Page and application data records:
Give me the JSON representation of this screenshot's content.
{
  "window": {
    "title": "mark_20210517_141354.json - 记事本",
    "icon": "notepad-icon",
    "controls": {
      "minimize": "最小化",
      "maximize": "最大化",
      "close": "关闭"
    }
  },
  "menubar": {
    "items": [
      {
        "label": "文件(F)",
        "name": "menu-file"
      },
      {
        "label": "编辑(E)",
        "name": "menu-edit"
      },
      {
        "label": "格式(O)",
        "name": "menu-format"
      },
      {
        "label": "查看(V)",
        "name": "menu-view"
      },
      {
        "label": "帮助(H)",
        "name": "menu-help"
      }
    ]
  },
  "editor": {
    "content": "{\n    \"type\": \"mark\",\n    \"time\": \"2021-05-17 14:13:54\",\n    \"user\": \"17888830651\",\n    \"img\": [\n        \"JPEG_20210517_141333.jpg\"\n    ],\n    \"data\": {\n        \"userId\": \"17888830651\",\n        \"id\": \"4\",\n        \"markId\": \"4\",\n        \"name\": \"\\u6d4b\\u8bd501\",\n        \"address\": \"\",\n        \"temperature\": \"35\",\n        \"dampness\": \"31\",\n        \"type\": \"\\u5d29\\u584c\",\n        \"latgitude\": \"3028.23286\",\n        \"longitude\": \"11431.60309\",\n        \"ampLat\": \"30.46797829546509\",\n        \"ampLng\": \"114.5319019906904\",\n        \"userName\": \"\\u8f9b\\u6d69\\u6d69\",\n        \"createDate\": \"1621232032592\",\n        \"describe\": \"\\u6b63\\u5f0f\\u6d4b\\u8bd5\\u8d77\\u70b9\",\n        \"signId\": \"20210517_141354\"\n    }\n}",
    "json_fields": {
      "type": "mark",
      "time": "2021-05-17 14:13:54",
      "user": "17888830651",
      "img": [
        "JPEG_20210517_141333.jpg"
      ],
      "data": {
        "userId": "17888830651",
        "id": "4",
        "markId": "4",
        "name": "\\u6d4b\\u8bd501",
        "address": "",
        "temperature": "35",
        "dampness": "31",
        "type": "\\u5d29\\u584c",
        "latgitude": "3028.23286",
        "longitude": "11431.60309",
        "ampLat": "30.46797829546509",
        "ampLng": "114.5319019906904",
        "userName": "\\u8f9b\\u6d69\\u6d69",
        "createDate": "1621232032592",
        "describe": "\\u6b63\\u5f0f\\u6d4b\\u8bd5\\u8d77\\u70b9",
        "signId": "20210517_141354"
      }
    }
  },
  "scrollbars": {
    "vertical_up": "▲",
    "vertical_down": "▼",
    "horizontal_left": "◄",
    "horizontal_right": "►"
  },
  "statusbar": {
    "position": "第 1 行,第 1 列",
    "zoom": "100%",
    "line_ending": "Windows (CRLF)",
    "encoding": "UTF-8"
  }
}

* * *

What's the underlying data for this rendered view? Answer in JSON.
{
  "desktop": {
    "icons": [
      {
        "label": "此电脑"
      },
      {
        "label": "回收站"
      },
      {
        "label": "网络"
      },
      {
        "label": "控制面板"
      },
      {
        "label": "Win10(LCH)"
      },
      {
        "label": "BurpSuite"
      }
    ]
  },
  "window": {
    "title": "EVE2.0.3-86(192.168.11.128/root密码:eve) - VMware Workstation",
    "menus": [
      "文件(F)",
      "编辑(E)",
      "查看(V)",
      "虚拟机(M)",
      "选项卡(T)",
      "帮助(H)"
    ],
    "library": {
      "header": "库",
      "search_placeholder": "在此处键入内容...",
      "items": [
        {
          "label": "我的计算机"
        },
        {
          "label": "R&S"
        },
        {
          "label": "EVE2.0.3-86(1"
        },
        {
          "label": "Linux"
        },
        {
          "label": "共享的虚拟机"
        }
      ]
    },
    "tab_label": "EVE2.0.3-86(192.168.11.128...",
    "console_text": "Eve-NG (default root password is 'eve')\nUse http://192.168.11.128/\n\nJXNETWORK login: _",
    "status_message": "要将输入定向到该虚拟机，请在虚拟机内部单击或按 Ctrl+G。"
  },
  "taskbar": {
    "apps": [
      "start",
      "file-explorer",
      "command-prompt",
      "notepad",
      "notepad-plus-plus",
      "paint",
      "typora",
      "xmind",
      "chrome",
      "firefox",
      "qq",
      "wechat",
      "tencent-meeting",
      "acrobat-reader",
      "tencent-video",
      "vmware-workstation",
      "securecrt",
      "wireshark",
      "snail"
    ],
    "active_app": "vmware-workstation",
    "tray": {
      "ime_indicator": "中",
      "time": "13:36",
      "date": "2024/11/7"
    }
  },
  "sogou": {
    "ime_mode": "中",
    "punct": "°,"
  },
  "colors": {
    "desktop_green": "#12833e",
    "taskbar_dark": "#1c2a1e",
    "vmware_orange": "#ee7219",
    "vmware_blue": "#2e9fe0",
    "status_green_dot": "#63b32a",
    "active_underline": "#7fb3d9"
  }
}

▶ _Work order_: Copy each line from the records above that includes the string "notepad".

▶ _Answer box_:
    "icon": "notepad-icon",
      "notepad",
      "notepad-plus-plus",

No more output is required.